Whether it’s on your iPhone, Apple Watch or iPad, you can activate and use Siri using a simple “Hey Siri” command, however the Mac didn’t get native “Hey Siri” support, which to us is rather surprising as it would have a ton of use case scenarios! But, their is a way, after some tinkering, to get Siri on your Mac to activate with either “Hey Siri” or anything you like, and here’s how.
Whilst it’s great to be able to hold CMD+SPACE (default) or any Keyboard command you wish, we still find it weird that the Mac would miss out on Hey Siri, especially as all Macs have a built in mic ready and waiting, but to get this working, we’re actually going to initialise an Accessibility shortcut.
1. Change / Stick with your chosen Siri keyboard shortcut
By selecting a Keyboard shortcut, we’d recommend changing it to either Option or FN as sticking with Command Space will launch Spotlight, what we’re going to do is tell your Mac to start listening to your voice, then once it picks it up initiate that very keyboard shortcut which in this case will launch Siri.
2. Create a Dictation Command
Open System Preferences and go to, ironically, Keyboard, then to Dictation.

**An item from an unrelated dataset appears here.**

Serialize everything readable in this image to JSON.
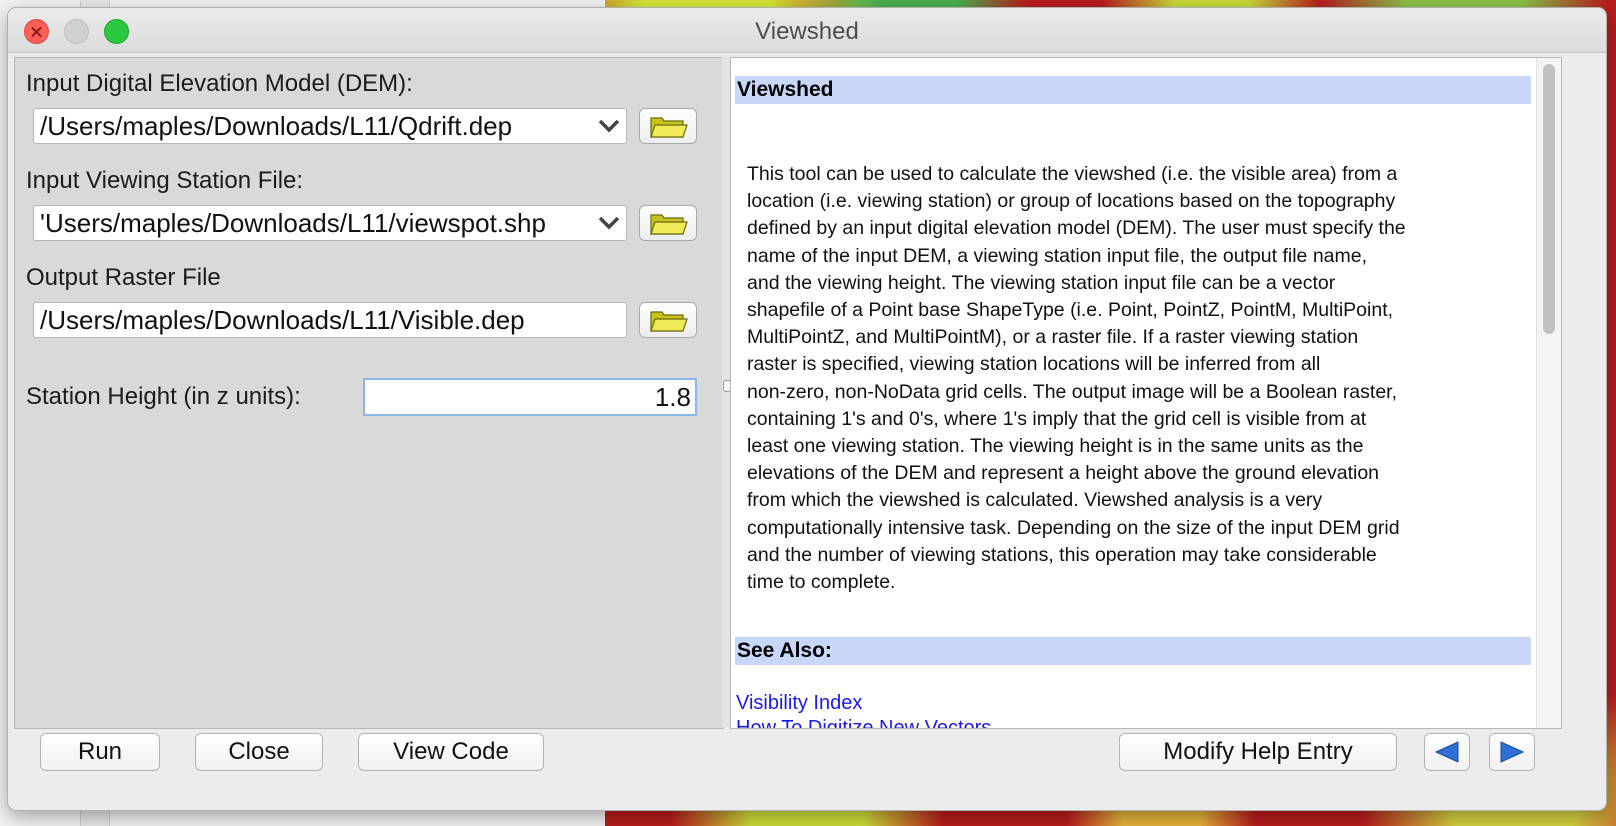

Whether your dictation is Off or On what we need to do is tick the box labelled “Use Enhanced Dictation”. This will require a download typically between 400-500MB depending on your Language settings, which can be changed accordingly.
If you have multiple Microphones, i.e a plugged in headset with Mic or generic Microphone you can select which you wish to use, otherwise chose Internal Microphone.
3. Go to Accessibility in System Preferences
In System Preferences, Accessibility, scroll down the left bar till you pass ‘Interacting’ and select ‘Dictation’. Once opened you will need to tick the box “Enable the dictation keyboard phrase:”.
By default, the word ‘Computer’ will be listed, in this case we’re going to replace it with “Hey”, but you can honestly choose whatever you like. For this example we’re going to initiate by saying Hey Siri.
4. Set voice command to Siri
Whilst still inside Accessibility, click ‘Dictation Commands…’. You will then be presented with a window with options for “When I say:”, “Whilst using:”, and “Perform:”. In our case we want to tell the Mac that when we say Hey Siri, we want Siri to open by;
When I say: Siri
Whilst using: Any Application
Perform: Press ^SPACE
When you click the pop-up menu for Perform it will ask you to “Press keys now”, in our case we pressed Control and Space. Control shows up as a ^ symbol.
Once you have the keyboard shortcut set and command, click Done.
5. Test and go (or Customise for better effect)
Now, when you say “Hey Siri”, your Mac will open Siri which will be listening straight away, and you can initiate as you would had you either tapped the Siri dock icon, or done the keyboard command.
However, if you have iOS devices or even the Apple Watch close by, naturally they will be listening for “Hey Siri” too, so it maybe worth changing your Mac to something slightly different by simply changing the “When I say:” box from Step 4.
6. Stop the initial swish sound
Just a final pointer, which is optional. Whenever you set an Accessibility shortcut, your Mac will make a swish sound to confirm it’s heard before performing the action. If you don’t wish this to happen and just want it to perform the given task;
Go to System Preferences > Accessibility > Dictation > and untick the box for “Play sound when command is recognized”
And there you have it, now you can Hey Siri, or Hey Arnold, or absolutely anything if you wish, to activate Siri from your Mac. It’s optional, but saves you a ton of time and hassle … ok not a lot, but it’s cool to use.